Now we have a whole new slang vocabulary, thanks to the magic of the internet.  That new slang has even spread beyond the internet to everyday speech.

When people chat via text messages, they love acronyms.  What’s an acronym?  These are letters which stand for words.  You already know a bunch from the cinema and your reading.

  • FBI  for Federal Bureau of Investigation

  • CIA  Central Intelligence Agency

  • ASAP  As soon as possible

  • VIP Very Important Person

  • NSF National Science Foundation

Here are some of the most common internet-age acronyms, used mostly in texting and online chat. You’ve probably seen many of these:

  • BTW: ‘By the way.’ For example, ‘I just got home. Btw how did the interview go?’
  • LOL: ‘Laughing out loud.’ For example, ‘Did you see the video I posted?’ ‘Lol yeah it’s hilarious.’
  • JK: ‘Just kidding.’ For example, ‘I lost my wallet again… jk I just found it!’
  • TTYL: ‘Talk to you later.’ For example, ‘Ok ttyl, I’ve gotta go!’
  • FTW: ‘For the win.’ This phrase is used as a cheer or celebration and usually follows a thing or person.  For example, ‘He gave me a ride from the airport.
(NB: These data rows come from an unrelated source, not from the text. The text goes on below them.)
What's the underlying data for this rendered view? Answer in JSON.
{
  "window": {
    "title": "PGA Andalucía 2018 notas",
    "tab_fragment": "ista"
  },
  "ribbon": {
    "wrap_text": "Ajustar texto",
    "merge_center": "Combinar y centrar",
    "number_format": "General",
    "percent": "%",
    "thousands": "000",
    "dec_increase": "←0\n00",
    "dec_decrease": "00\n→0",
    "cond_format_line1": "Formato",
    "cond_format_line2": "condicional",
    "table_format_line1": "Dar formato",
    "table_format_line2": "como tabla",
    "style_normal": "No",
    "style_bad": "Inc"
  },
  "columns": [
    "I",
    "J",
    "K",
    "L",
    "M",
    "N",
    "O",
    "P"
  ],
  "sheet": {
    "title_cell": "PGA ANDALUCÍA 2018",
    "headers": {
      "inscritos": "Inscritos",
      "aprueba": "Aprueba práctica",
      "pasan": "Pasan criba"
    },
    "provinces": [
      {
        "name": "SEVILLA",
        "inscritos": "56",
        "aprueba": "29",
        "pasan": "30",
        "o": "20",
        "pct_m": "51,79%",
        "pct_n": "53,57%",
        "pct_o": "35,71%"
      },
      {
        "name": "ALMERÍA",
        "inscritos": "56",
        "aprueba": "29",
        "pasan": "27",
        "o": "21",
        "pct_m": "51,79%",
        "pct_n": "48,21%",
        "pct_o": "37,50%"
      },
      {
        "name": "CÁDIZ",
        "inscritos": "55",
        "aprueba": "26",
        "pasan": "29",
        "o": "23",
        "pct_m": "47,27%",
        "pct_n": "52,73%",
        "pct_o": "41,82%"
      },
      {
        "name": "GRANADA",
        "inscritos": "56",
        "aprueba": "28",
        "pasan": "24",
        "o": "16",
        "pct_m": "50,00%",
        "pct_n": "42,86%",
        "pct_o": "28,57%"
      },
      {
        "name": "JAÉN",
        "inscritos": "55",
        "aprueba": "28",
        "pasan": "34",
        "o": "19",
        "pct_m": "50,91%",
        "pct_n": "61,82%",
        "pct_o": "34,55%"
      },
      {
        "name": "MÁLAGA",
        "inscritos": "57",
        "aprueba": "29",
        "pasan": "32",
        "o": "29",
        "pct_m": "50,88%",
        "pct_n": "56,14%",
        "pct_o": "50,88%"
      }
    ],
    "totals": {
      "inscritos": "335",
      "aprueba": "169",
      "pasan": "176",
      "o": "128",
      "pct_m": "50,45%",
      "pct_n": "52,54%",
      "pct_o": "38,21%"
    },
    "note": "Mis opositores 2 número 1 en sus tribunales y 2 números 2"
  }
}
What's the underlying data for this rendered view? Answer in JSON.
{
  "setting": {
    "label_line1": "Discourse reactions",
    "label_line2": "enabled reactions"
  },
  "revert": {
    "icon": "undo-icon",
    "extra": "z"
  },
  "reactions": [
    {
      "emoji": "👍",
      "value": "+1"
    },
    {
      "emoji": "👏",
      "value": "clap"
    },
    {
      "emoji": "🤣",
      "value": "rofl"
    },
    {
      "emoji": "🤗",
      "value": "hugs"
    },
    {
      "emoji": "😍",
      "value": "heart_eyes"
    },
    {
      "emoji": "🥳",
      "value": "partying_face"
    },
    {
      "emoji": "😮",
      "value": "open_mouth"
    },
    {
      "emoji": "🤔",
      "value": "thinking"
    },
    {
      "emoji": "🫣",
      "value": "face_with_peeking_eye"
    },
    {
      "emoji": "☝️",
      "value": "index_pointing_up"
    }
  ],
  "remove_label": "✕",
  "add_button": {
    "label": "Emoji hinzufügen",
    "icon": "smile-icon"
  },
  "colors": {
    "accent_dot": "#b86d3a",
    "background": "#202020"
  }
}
Brian, ftw!’ Or: ‘I forgot the ticket but I looked it up on my email. iPhone, ftw!’

Click here: www.cleartalkmastery.com/scheduler to sign up for a Free Sample Lesson with us!

Be sure to watch our English Speech Tips videos and Accent Reduction Tip videos  for more English pronunciation and accent reduction exercises.

Contributing Editor: Amber McKinney, MA

 

 

Rerun from June 4, 2017